The Outlook

There’s no doubt that massage therapy is a rewarding job; how could it not feel good to see the results of helping people along in their quest for wellness on a daily basis? And it’s not often you hear people complain about their massage therapist, for whom they usually only have smiles, warm feelings, and gratitude. It can also be a financially fulfilling career, with the 2011 median salary estimated at around $40,000 per year and job opportunities expected to continue growing far into the future. Massage is now increasingly recognized as an essential element of healthcare, many insurance companies now offer massage coverage, and massage has become a valued practice in many hospitals, chiropractic offices, retirement homes, spas, and fitness centers.

Though it may not be the purely blissful path that many people believe, massage therapy is nonetheless a calling that will continue to attract many of us. In order to provide tranquility for our clients, massage must be both demanding and truly fulfilling work. Like a duck that looks calm above water, but is paddling like heck below; a good massage therapist offers a serenity and safety to clients that is built on the hard work of learning science, gaining wisdom in one’s hands, and seeking sometimes painful self-growth.

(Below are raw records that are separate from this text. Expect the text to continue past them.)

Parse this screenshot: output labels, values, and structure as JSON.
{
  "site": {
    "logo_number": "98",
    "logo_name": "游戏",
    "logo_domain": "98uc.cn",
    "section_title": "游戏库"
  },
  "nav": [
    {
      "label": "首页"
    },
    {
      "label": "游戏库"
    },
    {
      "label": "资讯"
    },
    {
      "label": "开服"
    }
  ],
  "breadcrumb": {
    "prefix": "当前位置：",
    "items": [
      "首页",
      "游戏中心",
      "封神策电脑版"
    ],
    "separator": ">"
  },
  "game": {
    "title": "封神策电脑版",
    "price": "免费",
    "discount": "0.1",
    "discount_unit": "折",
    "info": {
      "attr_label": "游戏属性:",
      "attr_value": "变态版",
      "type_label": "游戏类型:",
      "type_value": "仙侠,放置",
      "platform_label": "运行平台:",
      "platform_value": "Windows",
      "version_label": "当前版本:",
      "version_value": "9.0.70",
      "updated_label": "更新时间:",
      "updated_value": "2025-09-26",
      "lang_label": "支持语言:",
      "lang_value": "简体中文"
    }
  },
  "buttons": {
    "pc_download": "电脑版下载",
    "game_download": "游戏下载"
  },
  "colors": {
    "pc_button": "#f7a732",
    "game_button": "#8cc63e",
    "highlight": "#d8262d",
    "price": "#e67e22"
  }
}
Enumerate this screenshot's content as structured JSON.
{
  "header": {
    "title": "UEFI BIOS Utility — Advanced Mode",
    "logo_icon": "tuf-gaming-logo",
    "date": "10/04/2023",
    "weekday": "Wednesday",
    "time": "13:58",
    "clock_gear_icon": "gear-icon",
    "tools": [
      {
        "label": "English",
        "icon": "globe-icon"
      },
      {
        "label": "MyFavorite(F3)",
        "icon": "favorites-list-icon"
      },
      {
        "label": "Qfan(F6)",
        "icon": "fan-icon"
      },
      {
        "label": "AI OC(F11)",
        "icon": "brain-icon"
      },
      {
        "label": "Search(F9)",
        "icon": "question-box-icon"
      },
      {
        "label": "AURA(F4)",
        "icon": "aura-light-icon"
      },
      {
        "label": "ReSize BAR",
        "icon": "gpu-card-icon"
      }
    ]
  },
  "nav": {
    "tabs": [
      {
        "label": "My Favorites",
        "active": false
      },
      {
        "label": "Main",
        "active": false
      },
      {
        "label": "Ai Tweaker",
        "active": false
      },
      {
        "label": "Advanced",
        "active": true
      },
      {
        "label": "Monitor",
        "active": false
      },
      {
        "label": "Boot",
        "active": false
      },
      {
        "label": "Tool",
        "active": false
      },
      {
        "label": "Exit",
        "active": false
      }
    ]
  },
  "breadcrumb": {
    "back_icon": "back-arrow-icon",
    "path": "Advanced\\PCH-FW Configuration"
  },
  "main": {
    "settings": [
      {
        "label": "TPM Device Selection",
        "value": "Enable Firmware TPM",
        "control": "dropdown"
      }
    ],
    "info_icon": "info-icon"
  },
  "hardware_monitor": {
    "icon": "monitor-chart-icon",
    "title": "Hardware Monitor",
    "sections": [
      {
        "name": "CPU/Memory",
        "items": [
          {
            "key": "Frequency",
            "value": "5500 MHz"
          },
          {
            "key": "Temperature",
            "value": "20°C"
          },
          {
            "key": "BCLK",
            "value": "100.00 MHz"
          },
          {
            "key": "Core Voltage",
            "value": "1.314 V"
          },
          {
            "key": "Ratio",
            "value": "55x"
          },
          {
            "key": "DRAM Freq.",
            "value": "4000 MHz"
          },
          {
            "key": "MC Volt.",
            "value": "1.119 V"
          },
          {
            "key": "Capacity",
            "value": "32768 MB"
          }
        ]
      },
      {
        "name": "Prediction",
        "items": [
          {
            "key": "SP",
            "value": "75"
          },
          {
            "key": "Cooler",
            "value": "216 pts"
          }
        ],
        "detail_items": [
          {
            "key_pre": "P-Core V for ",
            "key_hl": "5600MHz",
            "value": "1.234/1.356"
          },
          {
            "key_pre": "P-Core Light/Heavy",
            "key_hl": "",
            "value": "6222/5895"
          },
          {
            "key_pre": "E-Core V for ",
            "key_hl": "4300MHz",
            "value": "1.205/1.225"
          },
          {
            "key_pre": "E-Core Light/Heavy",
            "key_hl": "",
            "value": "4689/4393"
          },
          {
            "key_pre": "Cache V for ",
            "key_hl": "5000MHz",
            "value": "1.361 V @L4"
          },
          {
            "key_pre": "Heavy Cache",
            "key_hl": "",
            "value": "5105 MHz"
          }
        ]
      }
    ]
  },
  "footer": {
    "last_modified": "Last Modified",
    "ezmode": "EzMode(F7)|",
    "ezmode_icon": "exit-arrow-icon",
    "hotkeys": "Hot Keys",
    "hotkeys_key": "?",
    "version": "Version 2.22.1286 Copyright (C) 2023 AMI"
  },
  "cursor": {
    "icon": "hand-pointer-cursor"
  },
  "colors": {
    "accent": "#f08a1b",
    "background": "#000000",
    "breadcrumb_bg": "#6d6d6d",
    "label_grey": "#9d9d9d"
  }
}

[1] Different states use different terminology to refer to massage therapists who are trained and licensed. In Oregon, the legal term is Licensed Massage Therapist, but others use Licensed Massage Practitioner, Certified Massage Therapist, and more.